DATA TO USE Start Marker

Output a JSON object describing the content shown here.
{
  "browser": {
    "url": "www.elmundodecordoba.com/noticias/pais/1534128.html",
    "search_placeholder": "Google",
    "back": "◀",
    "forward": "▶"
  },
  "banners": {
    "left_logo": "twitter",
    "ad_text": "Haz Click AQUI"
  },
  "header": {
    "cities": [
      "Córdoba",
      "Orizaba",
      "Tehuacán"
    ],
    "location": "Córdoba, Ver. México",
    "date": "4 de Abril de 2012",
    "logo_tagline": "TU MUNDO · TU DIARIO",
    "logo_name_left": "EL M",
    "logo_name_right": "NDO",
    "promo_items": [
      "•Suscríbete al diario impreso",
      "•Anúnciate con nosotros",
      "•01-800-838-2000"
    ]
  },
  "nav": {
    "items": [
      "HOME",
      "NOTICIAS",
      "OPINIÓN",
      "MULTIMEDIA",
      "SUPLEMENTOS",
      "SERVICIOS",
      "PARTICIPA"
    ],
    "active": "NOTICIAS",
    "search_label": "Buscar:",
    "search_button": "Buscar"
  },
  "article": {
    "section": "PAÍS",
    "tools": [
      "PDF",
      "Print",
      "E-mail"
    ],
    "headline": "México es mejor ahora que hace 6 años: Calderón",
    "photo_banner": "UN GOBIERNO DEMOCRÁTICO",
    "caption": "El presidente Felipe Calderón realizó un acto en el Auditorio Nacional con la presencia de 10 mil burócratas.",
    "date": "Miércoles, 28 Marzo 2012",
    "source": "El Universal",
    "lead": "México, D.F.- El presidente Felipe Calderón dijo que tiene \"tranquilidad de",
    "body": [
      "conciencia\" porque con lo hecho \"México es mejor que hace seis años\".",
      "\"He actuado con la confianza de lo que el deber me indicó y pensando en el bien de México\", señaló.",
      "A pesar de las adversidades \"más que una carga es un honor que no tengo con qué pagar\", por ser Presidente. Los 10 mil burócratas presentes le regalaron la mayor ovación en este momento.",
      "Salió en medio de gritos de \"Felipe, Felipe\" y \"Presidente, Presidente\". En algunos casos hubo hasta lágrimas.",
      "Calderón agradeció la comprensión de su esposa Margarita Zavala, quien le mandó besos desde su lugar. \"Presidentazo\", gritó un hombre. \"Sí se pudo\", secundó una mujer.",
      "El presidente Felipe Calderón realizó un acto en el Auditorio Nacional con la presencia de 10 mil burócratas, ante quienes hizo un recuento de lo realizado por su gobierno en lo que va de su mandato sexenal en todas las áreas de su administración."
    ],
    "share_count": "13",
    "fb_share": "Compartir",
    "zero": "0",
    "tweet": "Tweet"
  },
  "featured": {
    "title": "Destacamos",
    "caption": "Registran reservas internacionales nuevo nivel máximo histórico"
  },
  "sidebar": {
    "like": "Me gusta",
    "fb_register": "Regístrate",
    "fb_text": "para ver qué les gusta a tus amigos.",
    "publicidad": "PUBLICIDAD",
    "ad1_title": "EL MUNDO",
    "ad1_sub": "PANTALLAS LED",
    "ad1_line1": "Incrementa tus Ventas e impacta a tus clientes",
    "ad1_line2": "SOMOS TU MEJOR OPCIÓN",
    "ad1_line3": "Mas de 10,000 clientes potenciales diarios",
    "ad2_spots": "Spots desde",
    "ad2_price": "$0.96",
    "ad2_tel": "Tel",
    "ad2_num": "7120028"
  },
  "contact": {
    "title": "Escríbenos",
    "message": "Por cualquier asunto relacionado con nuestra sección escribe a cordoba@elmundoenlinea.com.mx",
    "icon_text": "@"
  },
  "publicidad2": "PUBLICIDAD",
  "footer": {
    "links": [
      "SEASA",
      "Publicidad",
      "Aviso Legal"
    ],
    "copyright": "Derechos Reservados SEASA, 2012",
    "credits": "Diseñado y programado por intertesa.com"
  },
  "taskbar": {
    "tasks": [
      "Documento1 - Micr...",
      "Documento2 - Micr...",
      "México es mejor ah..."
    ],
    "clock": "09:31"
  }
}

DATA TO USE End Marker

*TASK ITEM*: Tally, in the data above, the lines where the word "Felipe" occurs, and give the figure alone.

*REPLY TO THE TASK*: 4